What advice would you give to a first time novelist?
The first advice for any creative mind: be consistent and keep writing. Write every day, even if it’s not your main text, write letters, write your diary, just write – everything needs practice. Treasure your time and space, and protect them. Don’t compromise, don’t write for ‘anyone’. Write for people you love. Write and rewrite a lot. Give your text to a real reader, if possible, to many. Be ready to be misunderstood. Protect what you are sure of, learn and accept the rest. Be ready to see your manuscript come back to you with “no”, be ready for no answers at all. Be patient, and once again, keep writing.
What is the best advice you have ever received?
I am quite impatient and feel upset when things don’t move or when I can’t get any progress in my work. So, the phrase that really helped me was: don’t be afraid to feel stuck – progress is never linear, it will certainly come soon, and it will come with a jolt.
What books are on your nightstand?
Tolstoy, Pushkin, Gogol, Chekov in all translations and variations especially Chekov in Andre Markovic French translation – a joy! Arseni Tarkovsky’s poetry, a couple of very dear English books, “The Last Samurai” of Helen DeWitt and Nabokov’s “Speak, Memory”, Michael Ende and Astrid Lindgren in French, Haruki Murakami in English, plus dictionaries and a lot of white paper!
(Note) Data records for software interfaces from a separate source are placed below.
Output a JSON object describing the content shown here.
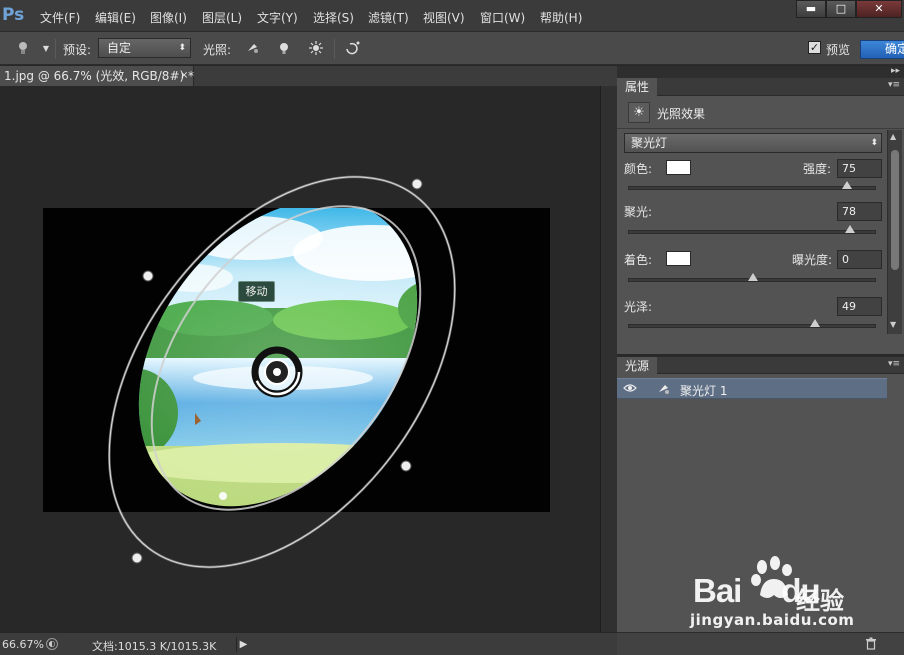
{
  "app": {
    "logo": "Ps"
  },
  "menu": [
    "文件(F)",
    "编辑(E)",
    "图像(I)",
    "图层(L)",
    "文字(Y)",
    "选择(S)",
    "滤镜(T)",
    "视图(V)",
    "窗口(W)",
    "帮助(H)"
  ],
  "window_buttons": {
    "minimize": "▬",
    "maximize": "□",
    "close": "✕"
  },
  "options": {
    "preset_label": "预设:",
    "preset_value": "自定",
    "lights_label": "光照:",
    "preview_label": "预览",
    "preview_checked": "✓",
    "ok_label": "确定"
  },
  "document": {
    "tab_title": "1.jpg @ 66.7% (光效, RGB/8#) *",
    "tab_close": "×",
    "move_tooltip": "移动"
  },
  "status": {
    "zoom": "66.67%",
    "doc_info": "文档:1015.3 K/1015.3K",
    "arrow": "▶"
  },
  "properties": {
    "tab": "属性",
    "title": "光照效果",
    "light_type": "聚光灯",
    "color_label": "颜色:",
    "color_value": "#ffffff",
    "intensity_label": "强度:",
    "intensity_value": "75",
    "intensity_pct": 0.88,
    "hotspot_label": "聚光:",
    "hotspot_value": "78",
    "hotspot_pct": 0.89,
    "colorize_label": "着色:",
    "colorize_value": "#ffffff",
    "exposure_label": "曝光度:",
    "exposure_value": "0",
    "exposure_pct": 0.5,
    "gloss_label": "光泽:",
    "gloss_value": "49",
    "gloss_pct": 0.75
  },
  "lights_panel": {
    "tab": "光源",
    "items": [
      {
        "name": "聚光灯 1"
      }
    ]
  },
  "watermark": {
    "brand": "Bai",
    "brand2": "du",
    "cn": "经验",
    "url": "jingyan.baidu.com"
  }
}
Next will be a bunch of letters that the reader finds on an old dusty piano, and the piano is locked with a key. And why it is locked, and where is the key, and who played it before, being madly in love without knowing it yet – these are, more or less, the themes of my future book, if, of course, I am lucky and the manuscript will become a book.